The double-clutch PDK is just a wee bit faster than a well-shifted manual. Some say it's just as much fun to operate when using the steering wheel-mounted paddle shifters, which pair especially well with the optional sport wheel. The PDK also gets slightly better gas mileage than its manual counterpart.
The 911 has always been quick, even in base form. And with the Carrera S now rivaling the acceleration of the old GT3, it will sink you even deeper into the sport driver's seat when you use Launch Control. Available only with the PDK, Launch Control is designed to minimize wheel spin and maximize torque for the fastest off-the-line acceleration. Press the button, hold down the brake, press the throttle to the floor, wait until it tells you to go, and release the brake. When we did this, we noticed the way our peripheral vision seemed to vanish as our eyes focused on the barrier at the end of a temporary track Porsche set up for testing at California's Santa Maria Airport. We hit 112 mph before slamming on the oversized brakes, which quickly brought us to a halt well before the looming barrier. Then we zigged and zagged through a serpentine course that included decreasing radius corners and a tight slalom stretch.
Straight-line performance is impressive, but what's really wonderful is how the Carrera S effortlessly maneuvers through demanding corners. The latest 911 posted a 7:40 lap time around the challenging Nurburgring Nordscliefe, an old, classic circuit now used as a benchmark by luxury performance carmakers. That's a whopping 16 seconds faster than the previous, sixth-generation Porsche 911.
At the same time, we were impressed with how quiet and smooth the Porsche 911 is on regular roads.
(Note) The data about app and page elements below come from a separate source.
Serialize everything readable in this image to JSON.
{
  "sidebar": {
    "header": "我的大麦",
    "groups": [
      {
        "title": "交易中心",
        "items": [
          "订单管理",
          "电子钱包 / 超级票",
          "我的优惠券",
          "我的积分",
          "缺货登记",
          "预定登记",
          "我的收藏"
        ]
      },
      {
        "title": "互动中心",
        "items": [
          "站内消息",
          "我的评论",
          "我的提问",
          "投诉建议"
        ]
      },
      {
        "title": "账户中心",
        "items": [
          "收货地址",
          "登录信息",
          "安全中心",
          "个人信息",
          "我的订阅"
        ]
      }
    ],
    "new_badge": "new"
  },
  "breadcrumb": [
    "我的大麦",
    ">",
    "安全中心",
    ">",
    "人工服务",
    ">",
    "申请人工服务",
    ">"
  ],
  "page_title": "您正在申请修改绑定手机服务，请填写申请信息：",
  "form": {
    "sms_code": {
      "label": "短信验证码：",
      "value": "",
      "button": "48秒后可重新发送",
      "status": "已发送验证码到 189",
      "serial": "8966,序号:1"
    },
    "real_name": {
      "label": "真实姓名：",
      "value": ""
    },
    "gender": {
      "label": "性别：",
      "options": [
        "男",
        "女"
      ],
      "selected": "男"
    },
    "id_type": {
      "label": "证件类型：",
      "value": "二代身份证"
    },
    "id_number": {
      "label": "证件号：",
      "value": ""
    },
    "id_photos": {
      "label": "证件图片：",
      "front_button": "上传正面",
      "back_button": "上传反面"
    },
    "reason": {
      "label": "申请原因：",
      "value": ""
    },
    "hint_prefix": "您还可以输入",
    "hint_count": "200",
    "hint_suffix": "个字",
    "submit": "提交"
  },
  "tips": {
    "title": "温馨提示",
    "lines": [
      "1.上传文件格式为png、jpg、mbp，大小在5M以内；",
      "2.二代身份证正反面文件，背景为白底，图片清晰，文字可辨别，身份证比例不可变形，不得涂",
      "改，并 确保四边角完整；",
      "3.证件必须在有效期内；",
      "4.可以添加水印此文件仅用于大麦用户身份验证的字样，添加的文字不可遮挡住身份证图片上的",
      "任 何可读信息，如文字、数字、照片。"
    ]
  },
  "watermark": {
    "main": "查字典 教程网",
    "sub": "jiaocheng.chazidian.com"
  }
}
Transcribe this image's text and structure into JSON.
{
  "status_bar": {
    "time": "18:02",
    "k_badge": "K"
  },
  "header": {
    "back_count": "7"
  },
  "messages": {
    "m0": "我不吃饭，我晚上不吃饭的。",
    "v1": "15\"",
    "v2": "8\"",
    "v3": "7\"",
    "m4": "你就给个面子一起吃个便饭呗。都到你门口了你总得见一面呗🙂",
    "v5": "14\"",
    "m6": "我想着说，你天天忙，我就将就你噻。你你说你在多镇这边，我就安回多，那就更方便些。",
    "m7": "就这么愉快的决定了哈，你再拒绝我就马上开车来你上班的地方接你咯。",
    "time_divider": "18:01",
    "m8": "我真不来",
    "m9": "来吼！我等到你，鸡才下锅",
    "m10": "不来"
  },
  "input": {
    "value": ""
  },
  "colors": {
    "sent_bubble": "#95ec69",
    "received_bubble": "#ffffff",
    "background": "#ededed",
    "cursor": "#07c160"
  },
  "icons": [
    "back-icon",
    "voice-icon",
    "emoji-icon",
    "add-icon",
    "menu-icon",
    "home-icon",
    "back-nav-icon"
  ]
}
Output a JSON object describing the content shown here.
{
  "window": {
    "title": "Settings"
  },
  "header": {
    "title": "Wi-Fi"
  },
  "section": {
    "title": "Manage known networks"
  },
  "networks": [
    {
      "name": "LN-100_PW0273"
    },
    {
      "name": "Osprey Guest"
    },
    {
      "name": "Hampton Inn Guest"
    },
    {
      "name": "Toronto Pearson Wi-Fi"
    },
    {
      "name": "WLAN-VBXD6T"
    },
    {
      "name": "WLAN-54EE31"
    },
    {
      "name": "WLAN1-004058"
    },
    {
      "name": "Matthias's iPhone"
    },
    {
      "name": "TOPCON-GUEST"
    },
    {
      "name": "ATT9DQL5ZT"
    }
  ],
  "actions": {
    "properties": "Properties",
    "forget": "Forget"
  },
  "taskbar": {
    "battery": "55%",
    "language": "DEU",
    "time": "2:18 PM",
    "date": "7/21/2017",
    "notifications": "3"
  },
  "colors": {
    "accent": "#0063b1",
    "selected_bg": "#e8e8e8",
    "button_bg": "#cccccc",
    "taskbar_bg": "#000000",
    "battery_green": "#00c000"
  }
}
Some drivers feel the electric-assisted steering offers less feel and is numb compared with the old hydraulic system, but we think that may be overstating the case. Yes, it's smoother and less likely to transmit the raw sensation of hitting every twig and pebble on the road. But unlike all too many of the new electric power steering systems that makers are rapidly migrating to, the electro-hydraulic system on the Porsche 911 continues to keep you in close touch with the road. One does have to get used to what the car is telling you, however, especially due to the much more limited amount of body roll allowed by the Dynamic Chassis Control system. But it only took a few minutes, and a couple of hard turns, to feel confident, comfortable and in touch with what the latest 911 was doing. That's also what's impressive about this car: how quickly the driver becomes comfortable and confident at speed.
This latest-generation Porsche 911 does everything better than the pre-2012 models. You might find something faster for the price, but it's difficult to find anything that comes close to the pure driving pleasure of this classic sports car. Any Carrera would make fine daily transportation.
Paul Eisenstein filed this report after his test drive of the 911 Carrera S in Southern California. With Laura Burstein reporting from Los Angeles and Mitch McCullough reporting from New York.